No. 4 —From Mexico 1:20 pm
No. 12—Local from Laredo (mxd) 6:00 a'm.
Depart
No. 4—For the North 1:25 p m
No. 6—For the North 7:45 o'm
No. B—Local8 —Local for Hearne 7:30a m
No. 10—Express Spec’l for Taylor 4:00 a m
No. s—For Mexico 7:00 s. nu
No. 11—Local for Laredo (mixed) 9:00 p.m.
8. A. & A. p. Arrive.
No. I—From1 —From Houston and Coast. 7:20 p.m
No. 3—From Houston and Coast. 7:00 a. m
No. s—From5 —From Coast Towns 1:35 p. m
No. 46—From Kerrville (ex. Sun.) 9:40 a. m'
No. 44—From Kerrville (Sun only) 3:oop'm.
No. 44 —From Kerrville (ex. Suri.) 6:40 p.m'

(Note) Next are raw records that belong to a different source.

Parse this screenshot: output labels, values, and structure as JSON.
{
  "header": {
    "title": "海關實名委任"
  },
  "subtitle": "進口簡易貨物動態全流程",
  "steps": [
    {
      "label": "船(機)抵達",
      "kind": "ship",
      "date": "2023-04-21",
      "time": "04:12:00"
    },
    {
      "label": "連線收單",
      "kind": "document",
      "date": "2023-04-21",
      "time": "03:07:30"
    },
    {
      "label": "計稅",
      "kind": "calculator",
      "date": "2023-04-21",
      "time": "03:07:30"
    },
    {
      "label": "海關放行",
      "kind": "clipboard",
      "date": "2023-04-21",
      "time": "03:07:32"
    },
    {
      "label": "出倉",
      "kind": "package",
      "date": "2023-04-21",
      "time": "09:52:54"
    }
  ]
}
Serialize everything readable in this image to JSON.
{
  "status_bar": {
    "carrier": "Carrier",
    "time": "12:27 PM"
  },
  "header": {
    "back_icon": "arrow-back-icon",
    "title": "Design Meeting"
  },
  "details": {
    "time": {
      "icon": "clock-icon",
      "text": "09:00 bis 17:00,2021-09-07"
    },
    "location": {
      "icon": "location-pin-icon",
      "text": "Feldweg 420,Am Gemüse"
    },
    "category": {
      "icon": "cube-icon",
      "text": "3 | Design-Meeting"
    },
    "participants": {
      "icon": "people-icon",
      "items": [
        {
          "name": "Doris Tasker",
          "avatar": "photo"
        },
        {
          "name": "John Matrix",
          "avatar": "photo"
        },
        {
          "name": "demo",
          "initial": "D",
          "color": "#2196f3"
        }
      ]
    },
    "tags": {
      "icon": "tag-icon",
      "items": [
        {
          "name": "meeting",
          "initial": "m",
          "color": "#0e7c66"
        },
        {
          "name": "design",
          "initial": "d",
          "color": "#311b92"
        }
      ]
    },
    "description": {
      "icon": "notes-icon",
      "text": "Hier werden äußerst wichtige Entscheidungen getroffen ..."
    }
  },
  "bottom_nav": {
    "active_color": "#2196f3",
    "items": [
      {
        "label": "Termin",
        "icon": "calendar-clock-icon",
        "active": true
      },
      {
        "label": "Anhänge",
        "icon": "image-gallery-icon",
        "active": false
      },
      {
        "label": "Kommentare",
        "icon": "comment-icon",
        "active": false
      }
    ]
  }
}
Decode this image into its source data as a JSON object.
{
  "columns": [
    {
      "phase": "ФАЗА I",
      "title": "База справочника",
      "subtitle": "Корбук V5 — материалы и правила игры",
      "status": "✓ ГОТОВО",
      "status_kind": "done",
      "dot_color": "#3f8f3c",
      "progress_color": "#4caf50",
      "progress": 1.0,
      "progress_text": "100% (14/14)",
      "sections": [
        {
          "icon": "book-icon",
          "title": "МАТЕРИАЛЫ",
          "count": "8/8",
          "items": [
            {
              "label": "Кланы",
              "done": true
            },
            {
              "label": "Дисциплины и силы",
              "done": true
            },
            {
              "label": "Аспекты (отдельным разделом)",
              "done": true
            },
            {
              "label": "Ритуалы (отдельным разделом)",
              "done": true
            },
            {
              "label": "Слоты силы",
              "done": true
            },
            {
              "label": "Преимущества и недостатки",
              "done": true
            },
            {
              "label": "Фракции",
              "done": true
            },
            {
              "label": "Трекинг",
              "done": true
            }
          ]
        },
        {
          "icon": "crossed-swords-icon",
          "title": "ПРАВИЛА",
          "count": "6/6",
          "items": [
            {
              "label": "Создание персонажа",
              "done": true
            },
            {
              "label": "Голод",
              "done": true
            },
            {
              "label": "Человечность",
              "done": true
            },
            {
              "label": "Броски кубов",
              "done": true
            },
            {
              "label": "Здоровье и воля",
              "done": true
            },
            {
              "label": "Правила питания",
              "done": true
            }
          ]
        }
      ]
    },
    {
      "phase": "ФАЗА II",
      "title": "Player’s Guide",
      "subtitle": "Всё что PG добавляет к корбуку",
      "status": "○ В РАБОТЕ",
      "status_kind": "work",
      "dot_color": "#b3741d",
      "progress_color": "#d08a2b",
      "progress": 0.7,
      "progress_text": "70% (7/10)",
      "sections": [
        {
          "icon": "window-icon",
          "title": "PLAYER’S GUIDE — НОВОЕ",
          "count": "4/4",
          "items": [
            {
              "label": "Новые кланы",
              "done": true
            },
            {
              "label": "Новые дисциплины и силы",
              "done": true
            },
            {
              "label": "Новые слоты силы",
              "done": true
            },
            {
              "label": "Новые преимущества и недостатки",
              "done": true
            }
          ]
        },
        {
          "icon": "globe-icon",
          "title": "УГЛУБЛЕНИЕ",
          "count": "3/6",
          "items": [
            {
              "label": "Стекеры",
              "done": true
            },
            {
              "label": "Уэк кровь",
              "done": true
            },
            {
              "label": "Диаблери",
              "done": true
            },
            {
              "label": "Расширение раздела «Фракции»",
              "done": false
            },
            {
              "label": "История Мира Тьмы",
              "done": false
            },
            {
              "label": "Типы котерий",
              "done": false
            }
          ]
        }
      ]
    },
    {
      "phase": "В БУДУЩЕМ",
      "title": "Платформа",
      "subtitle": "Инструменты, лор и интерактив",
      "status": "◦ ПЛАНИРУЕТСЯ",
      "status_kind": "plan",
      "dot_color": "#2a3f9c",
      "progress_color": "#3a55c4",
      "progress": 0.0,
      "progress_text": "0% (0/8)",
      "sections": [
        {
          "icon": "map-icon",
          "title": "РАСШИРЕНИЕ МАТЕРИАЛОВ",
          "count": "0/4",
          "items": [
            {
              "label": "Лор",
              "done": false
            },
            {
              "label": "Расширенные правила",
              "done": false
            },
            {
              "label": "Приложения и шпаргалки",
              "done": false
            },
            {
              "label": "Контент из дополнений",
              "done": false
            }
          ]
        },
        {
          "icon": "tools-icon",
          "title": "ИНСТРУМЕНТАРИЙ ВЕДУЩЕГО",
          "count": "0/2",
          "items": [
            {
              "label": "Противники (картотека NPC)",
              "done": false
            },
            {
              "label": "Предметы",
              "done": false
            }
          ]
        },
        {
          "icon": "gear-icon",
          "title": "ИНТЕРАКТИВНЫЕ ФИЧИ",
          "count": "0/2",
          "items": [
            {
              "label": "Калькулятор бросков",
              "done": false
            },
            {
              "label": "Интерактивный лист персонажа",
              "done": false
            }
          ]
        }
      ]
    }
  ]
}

Depart.
No. 2 —For Houston and Coast.. 8:45 am
No. 4—For Houston and Coast.. 9:10 p" m
No. 6 —For Coast Towns 2:15
No. 45—For Kerrville ex. Sun.). 4:30 p' m.
No. 43—For Kerrville (Sun. only) 8:30 a.m.
No. 43—For Kerrville (ex. Suu.). 7:25 a.m.
G., H. k S. A. (Main Line).
Arrive.
No. 9 —From the Eaet 7:35 a. m
No. 7 —From the East 6 00 p.m'
No. 10—From El Paso and West.. 7:30 £ nri
Depart.
No. 9—For El Paso and Went... 9:00a u.
No. 10—For the East.; 10:30 p.m'
No. 8- For the East 11:00 a. m.
G., H. k 8. A. (Victoria Division).
Arrive.
No. 302 —Cuero, Victoria, ate 7:30 p.m.
Depart.
No. 301—Cuero, Victoria, etc.. .8:00 a. m.
M.. K. k T. (Union Station).
Arrive*
No. 235—From the North 7:30 a.m.
©
/ nat pass ■ '
~ it;, c
X THE A-Y-P EXPOS
© why ntw'r ymi
Landa's Park
Every Sunday
Trains Leave 7:30 a. m., 2 p. m.
via Short, Quick Time.
I. & G. N.
Ample Equipment. Quickest Route.
Both Trains Go Into the Park
Only One Night To Memphis
Chair Cars. Sleepers. Diners.
J. M. DALEY, P. T. A. City Oifice: 101 E. Houston
g “SUNSET ROUTE”
e $79.00 NEW YORK A RETURN, Dlvtm Route, Steamer Ona way
00 $93.00 NEW YORK A RETURN. Dlvarta Route, Staamor One Way
Also St. Lawrence Biver, Lake Champlain, Hudson River.
$5O 00. $60.00 and $70.00 SAN FRANCISCO ANO RETURN
n Through Standard Sleeper to Chicago Daily
” Steamship Tickets to and from Europe
CO TICKET OFFICE 507 EAST HOUSTON STREET
JUNE 6, 1969.
A
Through Sleeper
to St. Louis
with
Observation
Dining
Car,
Harvey Service,
and one of those
low, round-trip
tickets to the sea
shore makes an
ideal trip
I
FRISCOI
H. W. Pinnick, T. P. A.
San Antonio
No. 243—From the North 9:15 p. nu
No. 241 —From Houston and Gal.. 6 .30 anu
Departs.
No. 28For th® North a 9:00 p. nu
No. 244—For the North 7:30 a. «.
No. 242—For Houston and Gal. . .10:15 p. du
19

xml | txt